Hou Sheng-mou (
TT: In regards to promoting health for everyone, you have proposed a "dynamic fine-tuning" of insurance rates in multiple areas to bolster the NHI and ensure people's access to medical care. You said "dynamic fine-tuning" could pull in about NT$30 billion and ease the NHI's current financial difficulties. Yet some critics say that this is just a cosmetic solution. What is your response to this criticism?
Hou: I don't think insurance rates should be kept pegged at the same rate in a changing society, especially one with an aging population and ever-advancing medical technology. But dramatic and revolutionary change will not be accepted by our society without causing a lot of harm. People don't really want a revolution. So the subtleties lie in how to avert public uproar on a fare hike, and yet sustain the hemorrhaging NHI at the same time. I am a surgeon and a pragmatist. I will try to solve the problem by fine-tuning the NHI for now.
Indeed, the fine-tuning of several different insurance rates is not perfect, but at least it will bring temporary relief to the NHI's financial pressure. To root out all these problems at the NHI, however, we need a revolutionary, fundamental change.

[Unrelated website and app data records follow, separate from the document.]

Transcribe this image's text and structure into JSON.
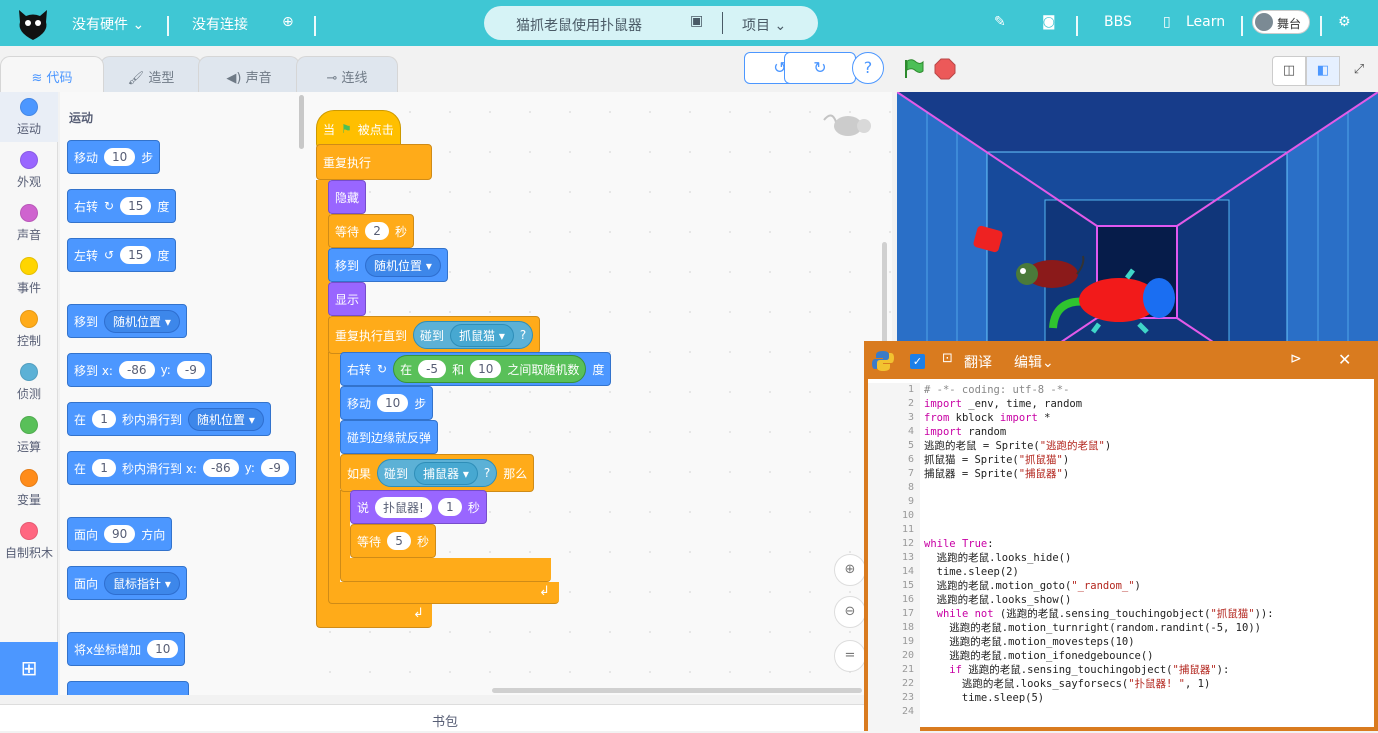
{
  "topbar": {
    "hardware": "没有硬件",
    "connection": "没有连接",
    "project_title": "猫抓老鼠使用扑鼠器",
    "project_menu": "项目",
    "bbs": "BBS",
    "learn": "Learn",
    "stage_toggle": "舞台"
  },
  "tabs": {
    "code": "代码",
    "costume": "造型",
    "sound": "声音",
    "wiring": "连线"
  },
  "categories": [
    {
      "label": "运动",
      "color": "#4c97ff"
    },
    {
      "label": "外观",
      "color": "#9966ff"
    },
    {
      "label": "声音",
      "color": "#cf63cf"
    },
    {
      "label": "事件",
      "color": "#ffd500"
    },
    {
      "label": "控制",
      "color": "#ffab19"
    },
    {
      "label": "侦测",
      "color": "#5cb1d6"
    },
    {
      "label": "运算",
      "color": "#59c059"
    },
    {
      "label": "变量",
      "color": "#ff8c1a"
    },
    {
      "label": "自制积木",
      "color": "#ff6680"
    }
  ],
  "palette": {
    "section": "运动",
    "move": {
      "a": "移动",
      "v": "10",
      "b": "步"
    },
    "turn_right": {
      "a": "右转",
      "v": "15",
      "b": "度"
    },
    "turn_left": {
      "a": "左转",
      "v": "15",
      "b": "度"
    },
    "goto": {
      "a": "移到",
      "dd": "随机位置"
    },
    "goto_xy": {
      "a": "移到 x:",
      "x": "-86",
      "yl": "y:",
      "y": "-9"
    },
    "glide": {
      "a": "在",
      "v": "1",
      "b": "秒内滑行到",
      "dd": "随机位置"
    },
    "glide_xy": {
      "a": "在",
      "v": "1",
      "b": "秒内滑行到 x:",
      "x": "-86",
      "yl": "y:",
      "y": "-9"
    },
    "point": {
      "a": "面向",
      "v": "90",
      "b": "方向"
    },
    "point_towards": {
      "a": "面向",
      "dd": "鼠标指针"
    },
    "change_x": {
      "a": "将x坐标增加",
      "v": "10"
    }
  },
  "script": {
    "when_flag": {
      "a": "当",
      "b": "被点击"
    },
    "forever": "重复执行",
    "hide": "隐藏",
    "wait1": {
      "a": "等待",
      "v": "2",
      "b": "秒"
    },
    "goto": {
      "a": "移到",
      "dd": "随机位置"
    },
    "show": "显示",
    "repeat_until": "重复执行直到",
    "touching1": {
      "a": "碰到",
      "dd": "抓鼠猫",
      "q": "?"
    },
    "turn": {
      "a": "右转",
      "in": "在",
      "v1": "-5",
      "and": "和",
      "v2": "10",
      "b": "之间取随机数",
      "c": "度"
    },
    "move": {
      "a": "移动",
      "v": "10",
      "b": "步"
    },
    "bounce": "碰到边缘就反弹",
    "if": {
      "a": "如果",
      "then": "那么"
    },
    "touching2": {
      "a": "碰到",
      "dd": "捕鼠器",
      "q": "?"
    },
    "say": {
      "a": "说",
      "msg": "扑鼠器!",
      "v": "1",
      "b": "秒"
    },
    "wait2": {
      "a": "等待",
      "v": "5",
      "b": "秒"
    }
  },
  "editor": {
    "translate": "翻译",
    "edit": "编辑",
    "code_lines": [
      "# -*- coding: utf-8 -*-",
      "import _env, time, random",
      "from kblock import *",
      "import random",
      "逃跑的老鼠 = Sprite(\"逃跑的老鼠\")",
      "抓鼠猫 = Sprite(\"抓鼠猫\")",
      "捕鼠器 = Sprite(\"捕鼠器\")",
      "",
      "",
      "",
      "",
      "while True:",
      "  逃跑的老鼠.looks_hide()",
      "  time.sleep(2)",
      "  逃跑的老鼠.motion_goto(\"_random_\")",
      "  逃跑的老鼠.looks_show()",
      "  while not (逃跑的老鼠.sensing_touchingobject(\"抓鼠猫\")):",
      "    逃跑的老鼠.motion_turnright(random.randint(-5, 10))",
      "    逃跑的老鼠.motion_movesteps(10)",
      "    逃跑的老鼠.motion_ifonedgebounce()",
      "    if 逃跑的老鼠.sensing_touchingobject(\"捕鼠器\"):",
      "      逃跑的老鼠.looks_sayforsecs(\"扑鼠器! \", 1)",
      "      time.sleep(5)",
      ""
    ],
    "line_numbers": [
      "1",
      "2",
      "3",
      "4",
      "5",
      "6",
      "7",
      "8",
      "9",
      "10",
      "11",
      "12",
      "13",
      "14",
      "15",
      "16",
      "17",
      "18",
      "19",
      "20",
      "21",
      "22",
      "23",
      "24"
    ]
  },
  "bottom": {
    "backpack": "书包"
  }
}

* Date of birth: July 1, 1950.
* Place of birth: Chiayi County.
* Education: Master of Public Health at Johns Hopkins University, 1994-1998; PhD from the Graduate School of Clinical Medicine at National Taiwan University, 1985-1988.
* Career: Director of the school of medicine at National Taiwan University, 1995-2004; chairman of the Department of Orthopedic Surgery at National Taiwan University Hospital, 2000-2004; vice superintendent of National Taiwan University Hospital, 1995-2000.

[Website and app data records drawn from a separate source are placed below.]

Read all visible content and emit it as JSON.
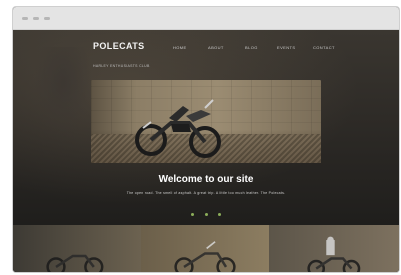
{
  "site": {
    "logo": "POLECATS",
    "nav": [
      "HOME",
      "ABOUT",
      "BLOG",
      "EVENTS",
      "CONTACT"
    ],
    "tagline": "HARLEY ENTHUSIASTS CLUB"
  },
  "hero": {
    "title": "Welcome to our site",
    "subtitle": "The open road. The smell of asphalt. A great trip. A little too much leather. The Polecats."
  },
  "social": {
    "icons": [
      "facebook-icon",
      "twitter-icon",
      "youtube-icon"
    ]
  },
  "colors": {
    "background": "#2a2a2a",
    "accent": "#8cae5a",
    "heading": "#ffffff"
  }
}
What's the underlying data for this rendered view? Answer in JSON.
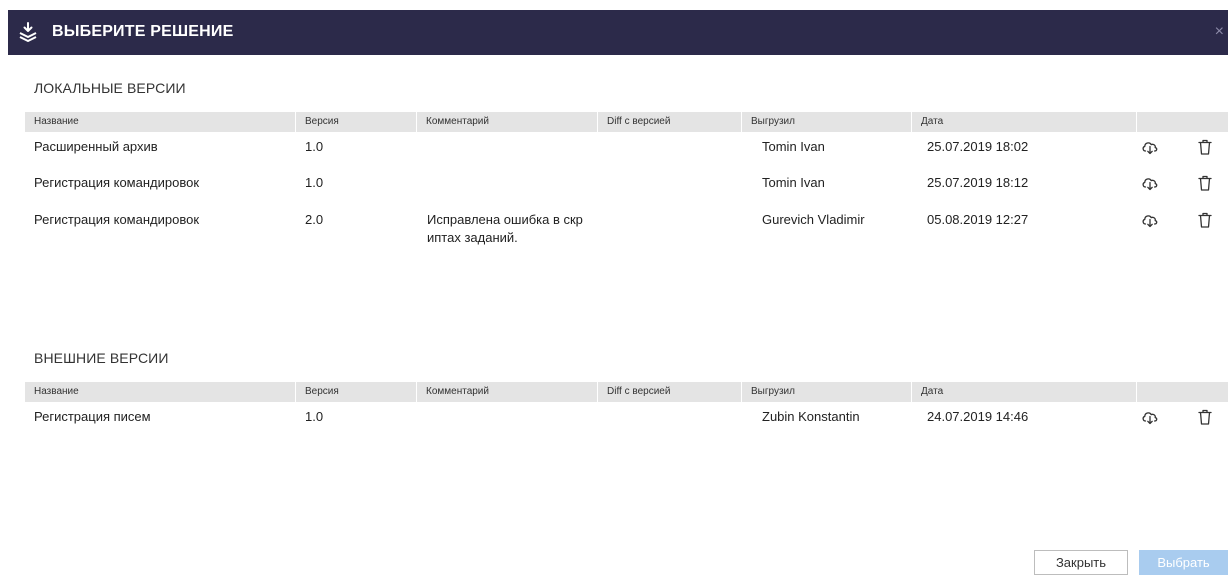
{
  "header": {
    "title": "ВЫБЕРИТЕ РЕШЕНИЕ",
    "close_label": "×",
    "logo_icon": "download-stack-icon",
    "background": "#2c2a4a"
  },
  "columns": {
    "name": "Название",
    "version": "Версия",
    "comment": "Комментарий",
    "diff": "Diff с версией",
    "uploaded_by": "Выгрузил",
    "date": "Дата"
  },
  "local": {
    "title": "ЛОКАЛЬНЫЕ ВЕРСИИ",
    "rows": [
      {
        "name": "Расширенный архив",
        "version": "1.0",
        "comment": "",
        "diff": "",
        "uploaded_by": "Tomin Ivan",
        "date": "25.07.2019 18:02"
      },
      {
        "name": "Регистрация командировок",
        "version": "1.0",
        "comment": "",
        "diff": "",
        "uploaded_by": "Tomin Ivan",
        "date": "25.07.2019 18:12"
      },
      {
        "name": "Регистрация командировок",
        "version": "2.0",
        "comment": "Исправлена ошибка в скр\nиптах заданий.",
        "diff": "",
        "uploaded_by": "Gurevich Vladimir",
        "date": "05.08.2019 12:27"
      }
    ]
  },
  "external": {
    "title": "ВНЕШНИЕ ВЕРСИИ",
    "rows": [
      {
        "name": "Регистрация писем",
        "version": "1.0",
        "comment": "",
        "diff": "",
        "uploaded_by": "Zubin Konstantin",
        "date": "24.07.2019 14:46"
      }
    ]
  },
  "row_icons": [
    "cloud-download-icon",
    "trash-icon"
  ],
  "footer": {
    "close_label": "Закрыть",
    "select_label": "Выбрать",
    "select_color": "#a9ccef"
  }
}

TT: What do you mean by a "revolutionary" change to the NHI?
Hou: In the 21st century, you need innovative thinking and new ideas. To reform the NHI, we [health officials] have mapped out a "second generation NHI," which will carry completely different concepts from the old NHI.
For instance, in the second generation NHI, health insurance will be levied on the basis of household income, not just an individual's monthly pay. And we also plan to introduce the concept of accountability in the NHI system. By "accountability," I mean that the insured -- not just the government -- is held accountable. You pay for what you get. As you know, the insurance rate has only been raised once in the past decade, from 4.25 percent to a slightly higher 4.55.
On the other hand, however, Taiwanese people do not want to give up what they have now. No one wants to have narrower insurance coverage or higher premiums. Now, it is proven that the premiums we collect are not enough to cover costs. A fundamental change must be made in the way we collect premiums in the second-generation NHI. People in Taiwan must understand that the NHI is a rare blessing for all. When former US president Bill Clinton came to visit Taiwan, I tried to put him and former minister of health Lee Ming-liang (李明亮) together to discuss the merits of the NHI. To promote public awareness of the NHI's benefits, I even proposed donating half of my personal fortune to Clinton if he would say that the NHI is a blessing for Taiwanese people. It is widely known that the NHI offers easier access to medical care at a cheaper premium than the US' healthcare system.